──────── The records ────────
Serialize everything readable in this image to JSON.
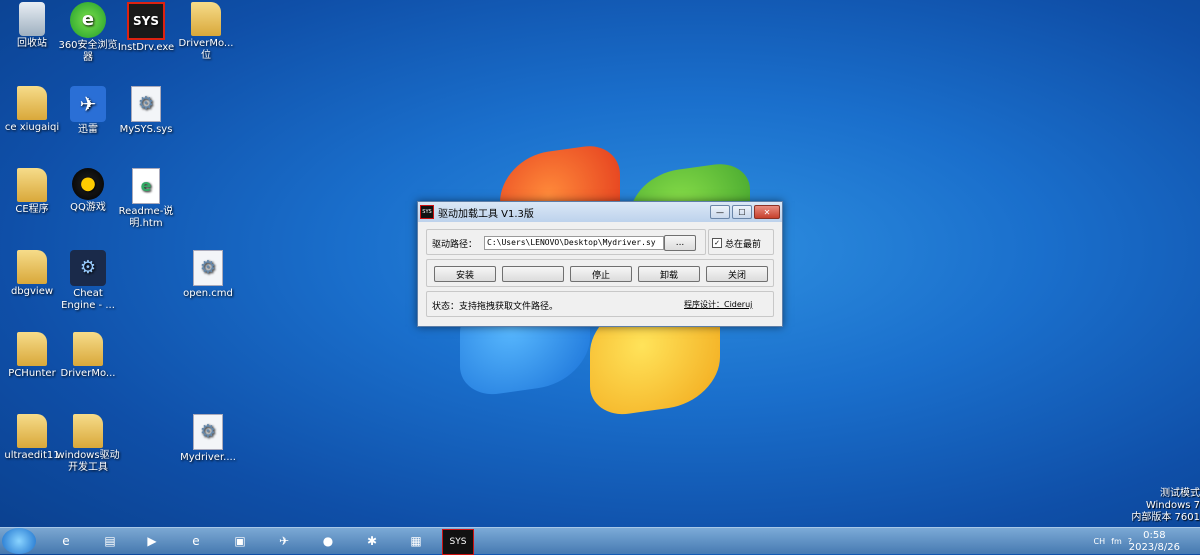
{
  "desktop": {
    "icons": [
      {
        "label": "回收站",
        "icon": "recycle-bin-icon"
      },
      {
        "label": "360安全浏览器",
        "icon": "browser-icon"
      },
      {
        "label": "InstDrv.exe",
        "icon": "sys-icon",
        "glyph": "SYS"
      },
      {
        "label": "DriverMo...位",
        "icon": "folder-icon"
      },
      {
        "label": "ce xiugaiqi",
        "icon": "folder-icon"
      },
      {
        "label": "迅雷",
        "icon": "bird-icon"
      },
      {
        "label": "MySYS.sys",
        "icon": "gear-file-icon"
      },
      {
        "label": "CE程序",
        "icon": "folder-icon"
      },
      {
        "label": "QQ游戏",
        "icon": "penguin-icon"
      },
      {
        "label": "Readme-说明.htm",
        "icon": "html-file-icon"
      },
      {
        "label": "dbgview",
        "icon": "folder-icon"
      },
      {
        "label": "Cheat Engine - ...",
        "icon": "cheat-engine-icon"
      },
      {
        "label": "open.cmd",
        "icon": "gear-file-icon"
      },
      {
        "label": "PCHunter",
        "icon": "folder-icon"
      },
      {
        "label": "DriverMo...",
        "icon": "folder-icon"
      },
      {
        "label": "ultraedit11",
        "icon": "folder-icon"
      },
      {
        "label": "windows驱动开发工具",
        "icon": "folder-icon"
      },
      {
        "label": "Mydriver....",
        "icon": "gear-file-icon"
      }
    ]
  },
  "dialog": {
    "title": "驱动加载工具 V1.3版",
    "app_icon_text": "SYS",
    "path_label": "驱动路径：",
    "path_value": "C:\\Users\\LENOVO\\Desktop\\Mydriver.sy",
    "browse_label": "...",
    "always_on_top_label": "总在最前",
    "always_on_top_checked": "✓",
    "buttons": {
      "install": "安装",
      "blank": "",
      "stop": "停止",
      "uninstall": "卸载",
      "close": "关闭"
    },
    "status_text": "状态：支持拖拽获取文件路径。",
    "credit": "程序设计：Cideruj"
  },
  "taskbar": {
    "items": [
      "IE",
      "Folder",
      "Media",
      "Browser",
      "Cmd",
      "Bird",
      "Penguin",
      "Bug",
      "Terminal",
      "SYS"
    ],
    "tray": [
      "CH",
      "fm",
      "?"
    ],
    "clock_time": "0:58",
    "clock_date": "2023/8/26"
  },
  "watermark": {
    "line1": "测试模式",
    "line2": "Windows 7",
    "line3": "内部版本 7601"
  }
}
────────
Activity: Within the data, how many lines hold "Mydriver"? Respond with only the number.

Exercise response: 2